Our June issue is our annual broker-dealer issue, and in it we offer some familiar features. For the Presidents’ Poll, we polled BD presidents at leading firms to get their take on the biggest issues they and their reps face now, as well as long-term. The Broker-Dealer Guide is a handy compendium of the industry’s top broker-dealers, sorted by major categories.
In addition to our broker-dealer coverage, though, we’re also eager to introduce the first in a series of articles we’ll be running in the magazine and online dissecting what practice management is and how to do it better. For the past six months, the Investment Advisor Group and ActiFi have partnered to survey advisors on the subject, and we humbly present the first article on our findings this month.
We also talk to Rupal Bhansali, senior vice president and chief investment officer of international equities for Ariel Investments, for her guidance on how to tell a good money manager from a bad one. All it takes, she says, are three little questions.
Three simple questions are all it takes when evaluating money managers, yet Rupal Bhansali says they’re three questions too often overlooked by advisors and clients alike. In the (refreshingly) candid and direct style for which she is known, Bhansali, senior vice president and chief investment officer of international equities for Ariel Investments, tells Editor-In-Chief John Sullivan what advisors are doing wrong and how they can fix it.
Practice management is a struggle for nearly all advisors. While in most instances they know they should have better practice management skills, there is little agreement among advisors and their partners over what the term actually means, much less any empirical, public evidence on which approaches and programs actually deliver success in practice management.
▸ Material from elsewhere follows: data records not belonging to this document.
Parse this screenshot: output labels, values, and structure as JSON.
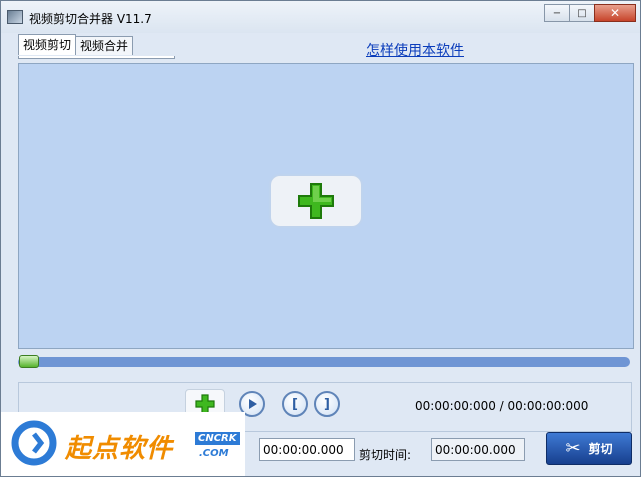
{
  "window": {
    "title": "视频剪切合并器 V11.7",
    "controls": {
      "minimize": "−",
      "maximize": "□",
      "close": "✕"
    }
  },
  "tabs": [
    {
      "label": "视频剪切"
    },
    {
      "label": "视频合并"
    }
  ],
  "help_link": "怎样使用本软件",
  "playback": {
    "progress_fraction": 0.0,
    "time_display": "00:00:00:000 / 00:00:00:000",
    "buttons": {
      "add": "add-icon",
      "play": "play-icon",
      "mark_in": "[",
      "mark_out": "]"
    }
  },
  "cut": {
    "start_time_value": "00:00:00.000",
    "duration_label": "剪切时间:",
    "duration_value": "00:00:00.000",
    "cut_button_label": "剪切",
    "cut_button_icon": "scissors-icon"
  },
  "watermark": {
    "brand_text": "起点软件",
    "badge": "CNCRK",
    "domain": ".COM"
  },
  "colors": {
    "preview_bg": "#bcd3f2",
    "progress_track": "#6f95d4",
    "progress_thumb": "#57b32e",
    "cut_button": "#1d4da6",
    "link": "#0b3dbb",
    "brand_orange": "#f08c00",
    "brand_blue": "#2d7bd6"
  }
}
So over the past six months, the Investment Advisor Group and ActiFi have partnered to help solve the mystery of practice management. Rather than dictate a definition or merely brainstorm our own ideas, however, we asked the people doing the work—advisors themselves—to do so, to tell us what they need in terms of practice management help. Spenser Segal, CEO and founder of ActiFi, and James J. Green, group editor-in-chief, introduce their findings in the first of this series.
For participants in Power in Practice, an in-house business coaching program offered by Commonwealth Financial Network, the course can sometimes feel like drinking from a fire hose. The program content is designed for advisors who are committed to transitioning their practices into true businesses, but its unique framework—including workshops, peer group meetings and coaching calls—gives participants the tools, structure and motivation they need to take their businesses to the next level. Joni Youngwirth shares what she learned from advisors in the second article of this series.
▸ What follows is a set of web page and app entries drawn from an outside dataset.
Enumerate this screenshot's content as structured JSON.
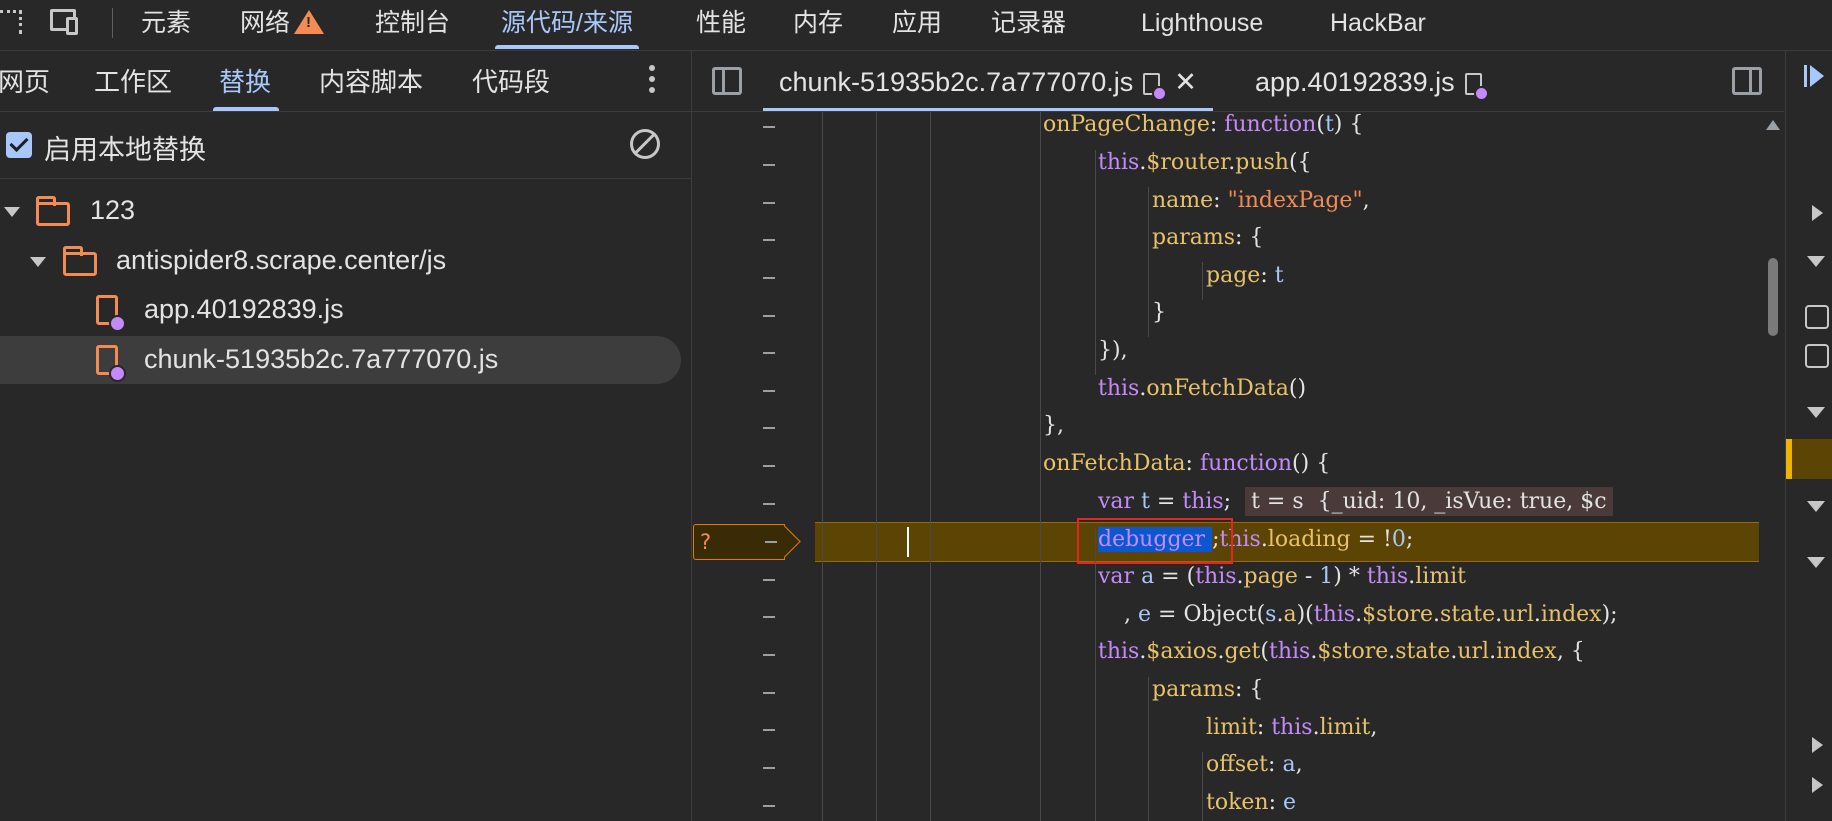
{
  "toolbar": {
    "tabs": [
      "元素",
      "网络",
      "控制台",
      "源代码/来源",
      "性能",
      "内存",
      "应用",
      "记录器",
      "Lighthouse",
      "HackBar"
    ],
    "active_tab": "源代码/来源",
    "network_has_warning": true
  },
  "navigator": {
    "tabs": [
      "网页",
      "工作区",
      "替换",
      "内容脚本",
      "代码段"
    ],
    "active_tab": "替换",
    "enable_label": "启用本地替换",
    "enable_checked": true,
    "tree": [
      {
        "label": "123",
        "type": "folder",
        "expanded": true
      },
      {
        "label": "antispider8.scrape.center/js",
        "type": "folder",
        "expanded": true
      },
      {
        "label": "app.40192839.js",
        "type": "file",
        "modified": true
      },
      {
        "label": "chunk-51935b2c.7a777070.js",
        "type": "file",
        "modified": true,
        "selected": true
      }
    ]
  },
  "editor": {
    "tabs": [
      {
        "label": "chunk-51935b2c.7a777070.js",
        "active": true,
        "closable": true
      },
      {
        "label": "app.40192839.js",
        "active": false,
        "closable": false
      }
    ],
    "gutter_mark": "?",
    "paused_line_index": 11,
    "inline_value_text": "t = s  {_uid: 10, _isVue: true, $c",
    "code_lines": [
      "onPageChange: function(t) {",
      "this.$router.push({",
      "name: \"indexPage\",",
      "params: {",
      "page: t",
      "}",
      "}),",
      "this.onFetchData()",
      "},",
      "onFetchData: function() {",
      "var t = this;",
      "debugger ;this.loading = !0;",
      "var a = (this.page - 1) * this.limit",
      ", e = Object(s.a)(this.$store.state.url.index);",
      "this.$axios.get(this.$store.state.url.index, {",
      "params: {",
      "limit: this.limit,",
      "offset: a,",
      "token: e"
    ]
  },
  "colors": {
    "background": "#282828",
    "accent": "#a8c7fa",
    "keyword": "#c58af9",
    "property": "#e8c26a",
    "string": "#f28b54",
    "paused_line_bg": "#5c4404",
    "annotation_box": "#e5261f"
  }
}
For typical retirees in the United States, their goal is to fund a comfortable retirement. However, there are two primary risks investors face in managing their retirement portfolios—longevity risk and financial market risk. Peng Chen, president of Morningstar’s global investment management division, explains the five factors that drive the product-type allocation decision.
If you think the small-cap space has had a wild ride recently, try micro caps, and then get your head around the following boast Michael Corbett makes about one of the funds he manages:
“The Ultra MicroCap Fund has the lowest average market cap [for the companies which it invests] of any mutual fund out there,” Corbett, chief investment officer and portfolio manager with Chicago-Based Perritt Capital Management, told John Sullivan, editor-in-chief.
Across all stages of development, better-performing advisory firms distribute equity more broadly among their team members. While firm owners often view transferring shares as a way to “cash out,” distributing shares is as much about creating value as it is about realizing value. Sharing equity with team members can serve as a powerful incentive for attracting and retaining key talent. Broader equity distribution also improves succession options by reducing the amount of shares that owners need to liquidate prior to their exit while concurrently creating a pool of acquirers for any future equity transition. In the final article in this year’s People and Pay series from FA Insight, Eliza DePardo and Dan Inveen share their findings from the study.
It’s that time of year again. We asked the presidents at top broker-dealers about challenges to their business, their reps and their futures. Some of their answers didn’t exactly surprise us, but the presidents’ responses paint a picture of an industry in flux that still has a lot of potential. Editor-in-Chief John Sullivan breaks down the results.
Europe, regulation, margin squeeze, market volatility, succession planning and … oh yes, the day-to-day pressures of running a business. We tick the list off so often, it’s getting a bit cliché. But as with last year, we’re not much further along in figuring out these issues. Lawsuits related to Medical Capital and other poorly thought-out products spelled trouble for certain broker-dealers last year, and a few shut their doors entirely. The field is a little less crowded, but for those doing it right, the confusion spells opportunity.